On Zoom, you get Pro, Business, and Enterprise options for $14.99, $19.99 and $19.99 per month per license, respectively. While that may look steep compared to what Google’s offering if you’re only going to be conferencing, Zoom’s features make it a better investment.

Also read: Google Meet Grid View not working: 4 Fixes

Zoom vs Meet, a comprehensive comparison

Here are all the differences between the two platforms,

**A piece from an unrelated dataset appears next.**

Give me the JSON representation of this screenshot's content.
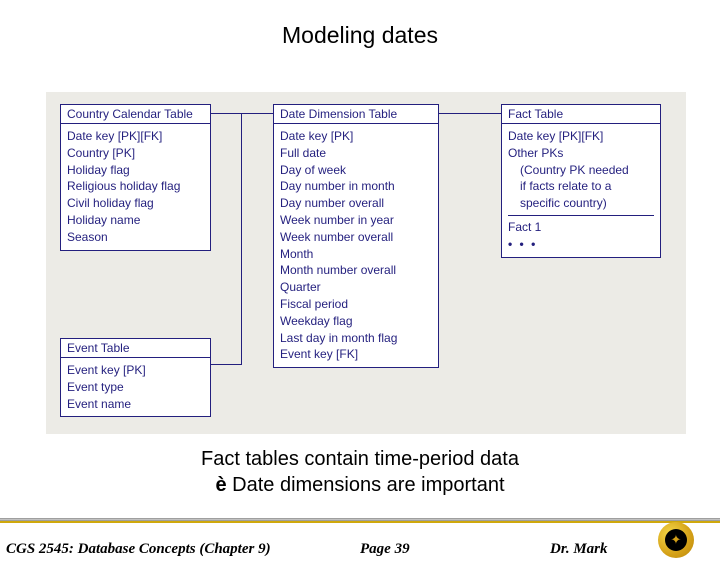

FeaturesGoogle MeetZoom
Free offeringYesYes. 40-minute call limit
Paid plansBusiness Starter: $6/month/user
Business Standard: $12/month/user
Business Plus: $18/month/user
Enterprise: Contact Google
Pro: $14.99/month/user
Business: $19.99/month/user
Enterprise: $19.99/month/user
Maximum participantsUp to 250Up to 1000 (requires large meeting addon)
Supported platformsiPhone/Android, macOS, Windows, Linux iPhone/Android, macOS, Windows, Linux
Call recordingsYes (with paid plans)Yes, included in the free plan
Screen SharingYesYes
Group messagingYesYes
IntegrationsGoogle Services, SkypeWorkplace, Salesforce, Google Services
ExtrasEncrypted calls, animated backgroundsPolls, in-built whiteboard, encrypted calls, waiting rooms.


If you’re looking for an easy, simple platform for quick calls with colleagues or friends, Google Meet is perfect for the job. Even if you’re doing professional meetings with not that many people, you can get away with using Google Meet.

However, if you’re in need of a full-blown video conferencing platform, Zoom is the better option owing to its features and competitive pricing. 

Also read: Zoom error code 3113: 2 Quick Fixes


Yadullah Abidi

Yadullah is a Computer Science graduate who writes/edits/shoots/codes all things cybersecurity, gaming, and tech hardware. When he's not, he streams himself racing virtual cars. He's been writing and reporting on tech and cybersecurity with websites like Candid.Technology and MakeUseOf since 2018. You can contact him here: